Live Review: The Night Cafe - The Wardrobe, Leeds 01/10/2018
Having sold out The Wardrobe, it is clear that The Night Café have certainly earned a following over their time, with a queue of young fans reaching the end of the road eagerly awaiting doors to open.
As first support, Plaza came out ready to put on a show. With not one but two stage dives during their set, lead vocalist Bradley Lennard was an explosion of energy on stage. With plenty of hair flips and guitar swings, their high energy stage presence leaked into the crowd forming mosh pits. Its no wonder that Plaza have been invited back after supporting The Night Café on their January 2018 tour, with their huge ability to warm up a crowd from the off.
Chappaqua Wrestling were next up with much softer melodies and emotive lyrics.

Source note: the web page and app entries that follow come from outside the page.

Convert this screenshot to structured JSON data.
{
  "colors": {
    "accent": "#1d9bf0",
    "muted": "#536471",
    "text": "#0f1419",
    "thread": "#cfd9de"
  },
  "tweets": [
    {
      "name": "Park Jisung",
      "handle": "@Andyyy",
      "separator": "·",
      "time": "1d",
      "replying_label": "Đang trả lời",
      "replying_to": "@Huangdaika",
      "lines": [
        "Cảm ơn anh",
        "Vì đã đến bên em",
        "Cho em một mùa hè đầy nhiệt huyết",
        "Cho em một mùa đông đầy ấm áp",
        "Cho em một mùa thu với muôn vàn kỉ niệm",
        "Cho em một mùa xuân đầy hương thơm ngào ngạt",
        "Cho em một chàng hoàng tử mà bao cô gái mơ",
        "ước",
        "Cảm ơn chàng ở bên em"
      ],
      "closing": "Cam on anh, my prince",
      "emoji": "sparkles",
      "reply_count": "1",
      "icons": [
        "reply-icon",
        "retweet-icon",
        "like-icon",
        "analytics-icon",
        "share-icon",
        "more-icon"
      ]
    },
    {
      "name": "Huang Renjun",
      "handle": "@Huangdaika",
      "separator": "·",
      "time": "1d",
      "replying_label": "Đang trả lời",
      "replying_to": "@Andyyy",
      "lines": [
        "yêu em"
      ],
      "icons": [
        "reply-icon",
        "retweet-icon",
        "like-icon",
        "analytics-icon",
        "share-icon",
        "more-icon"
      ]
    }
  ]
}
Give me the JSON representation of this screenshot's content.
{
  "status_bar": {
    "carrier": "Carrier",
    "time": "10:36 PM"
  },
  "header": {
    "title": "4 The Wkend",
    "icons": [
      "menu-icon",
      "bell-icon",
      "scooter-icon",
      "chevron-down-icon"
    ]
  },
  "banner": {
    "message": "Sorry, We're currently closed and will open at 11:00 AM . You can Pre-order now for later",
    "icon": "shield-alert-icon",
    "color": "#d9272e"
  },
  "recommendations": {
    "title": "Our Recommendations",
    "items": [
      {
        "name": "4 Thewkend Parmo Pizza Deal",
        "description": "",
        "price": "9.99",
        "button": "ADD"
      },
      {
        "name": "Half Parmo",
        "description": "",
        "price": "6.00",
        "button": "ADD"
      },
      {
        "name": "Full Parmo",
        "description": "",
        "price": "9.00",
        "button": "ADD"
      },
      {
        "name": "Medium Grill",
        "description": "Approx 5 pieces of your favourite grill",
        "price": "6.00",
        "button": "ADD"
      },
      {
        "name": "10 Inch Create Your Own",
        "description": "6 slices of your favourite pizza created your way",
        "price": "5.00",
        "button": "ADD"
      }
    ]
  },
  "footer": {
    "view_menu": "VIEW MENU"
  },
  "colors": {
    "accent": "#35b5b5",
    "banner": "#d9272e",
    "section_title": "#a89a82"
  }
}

An interesting combination as the band regularly interchanged between acoustic and electric guitars showing their versatility at playing different styles of music which all tied together well as their own unique sound.
The Night Café stormed through their set with a quiet confidence that showed that their support tour experience with bands such as The Wombats has certainly paid off. Regularly engaging with the audience was drummer Carl Dillon teased in his deep scouse accent ‘Wow you guys might be the rowdiest crowd so far this tour!’
Within their set the band took the audience through fast pace songs such as ‘Mixed Signals’, which found the crowd dancing and head banging, then slowing it right down for ‘Addicted’. This dreamy expanse of lyrics invited the crowd to sway along and take a moment to appreciate those around them. With hints of an album appearing next year, the band showcased some new songs, full of the same infectious guitar infused melodies that The Night Café are notoriously known for. These songs were very well received amongst the audience, with an array of phone torches lighting up the room, proving that The Night Café don’t need an arena tour to create a huge atmosphere at their shows, although it surely will not be long before larger venues become a reality.
Words and Photography by Rebecca Cribb